A reader emailed about an incident involving her long-time boyfriend. Apparently they have been dating for several years and getting along quite well. As their relationship progressed, they began to discuss the possibility of moving-in together and maybe even getting married at some point. It was during those discussions that she began to notice a change in his behavior.

When she finally addressed the cohabitation issue directly, the truth came out. He said that he would love to do it, but that he wanted her to move in next door to his apartment “for a while.” Needless to say, she was taken aback! He went on to explain that he was having panic attacks over sharing his apartment, or any apartment, with anyone (she admits that he’s overly fastidious and controlling). She now faces the prospect of having to move twice for no other reason than his panic over having to share his space with somebody he supposedly loves. The reader asked me to elaborate on the idea of panic attacks and how this might affect their relationship.

The American Psychiatric Association describes a panic attack as a discrete period of intense fear or discomfort in which symptoms develop abruptly, reaching their peak within 10 minutes. Symptoms can include (but aren’t limited to) palpitations, pounding heart, accelerated heart rate, sweating, trembling, sensations of shortness of breath and a feeling of choking and/or chest pain.

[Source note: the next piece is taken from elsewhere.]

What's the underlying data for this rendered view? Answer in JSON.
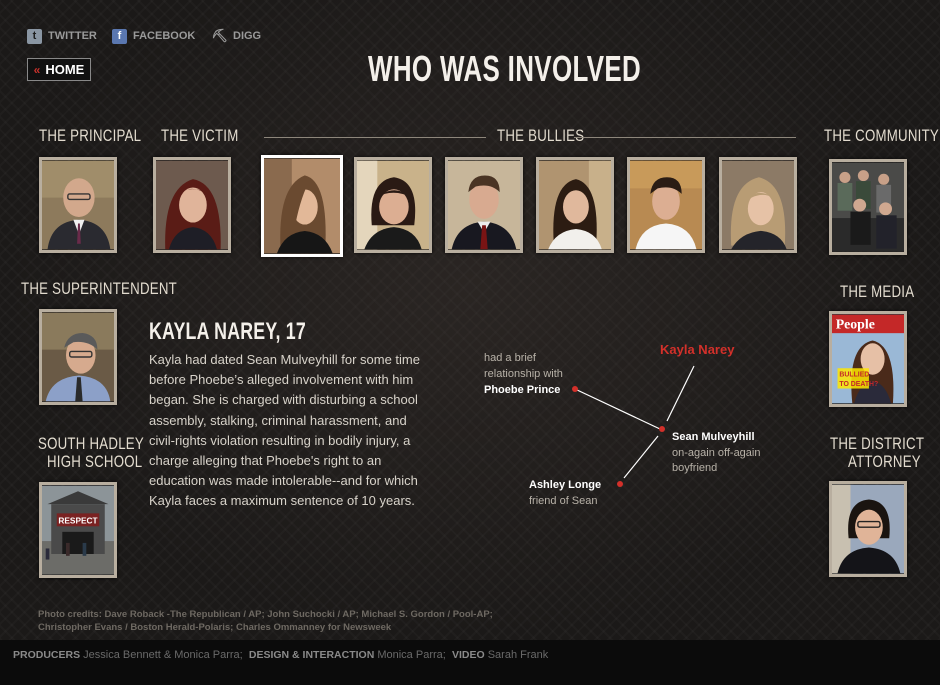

Obviously, a panic attack is a perfectly awful thing. Why would someone experience panic attacks over the prospect of living with someone he loves? Isn’t love what everyone is seeking? Well, sure. But love, while pleasurable, also means other things, such as changing your daily habits to accommodate another person. For everybody this is an adjustment. For some people, it’s earth shattering.

People prone to panic attacks usually have a strong desire for control; often more control than is rationally feasible. Imagine a person like that having to give up their independence and personal space by moving in with or marrying someone.

This sort of anxiety over commitment isn’t necessarily an indication that ‘I’m with the wrong person.’ It’s usually an indication that, ‘I feel like I’m not ready to change my lifestyle.’ Note the operative word, ‘feel.’ Just because you feel something doesn’t make it true. Feelings are like the warning lights that come on in your car from time to time. They might be an indication that something’s wrong, but just as often they’re not — at least not anything serious.

Panic attacks don’t always stem from some physical issue. If you’re not suffering from anything that’s medical in origin, then the panic attacks most certainly have their root in irrational thinking; for example, a fear of shutting out or losing other opportunities. I sometimes talk to people who say, ‘I don’t want to choose. If I choose one option, I shut out other options. How can I live with the possibility I might have made the wrong choice?’

That’s probably the issue with the boyfriend who, after years of being with one woman, suddenly develops panic attacks. He didn’t wake up one day and start disliking his girlfriend. The prospect of their moving-in together triggered a recognition that he had made his ‘final choice.’

‘What if it’s the wrong choice?’ he might say to her. She might reply, ‘What, don’t you love me?’ He could honestly answer, ‘I definitely love you. But how do I know you’re the one?’
How does anyone really know that there’s only one true love out there? Don’t get me wrong; I believe in romance, but we also have to be rational. The fact that you found someone you love (and who loves you back) doesn’t mean that neither of you could have ever found someone else you loved (or who loved you) just as much. It just means you’re fortunate that you found each other. It’s irrational to expect to know who the only person is that you’ll ever love. If you’ve actually been fortunate enough to find a great love, that should be more than enough!

Panic attacks can be a symptom of what therapists call ‘commitment phobia.’ According to, commitment phobia is ‘the fear and avoidance of having to commit to anything, relationships in particular. Usually the sufferer will be overly critical of the other partner’. They will set out to annoy or hurt the other person, thus sabotaging the relationship even if it’s thought to be going well.’

Mental health and ethical behavior both require one thing above all else: Self-awareness. If you’re self-aware, you take responsibility for your contradictory feelings rather than taking them out on someone else (intentionally or not). For example, it’s a contradiction to WANT a relationship and, at the same time, to WANT all the advantages of being single and unattached. Contradictions create conflict and discontent in our minds and our emotions. If we take responsibility for discovering what they are, and then correcting them, we’ll spare ourselves, and those we love, a lot of trouble and pain.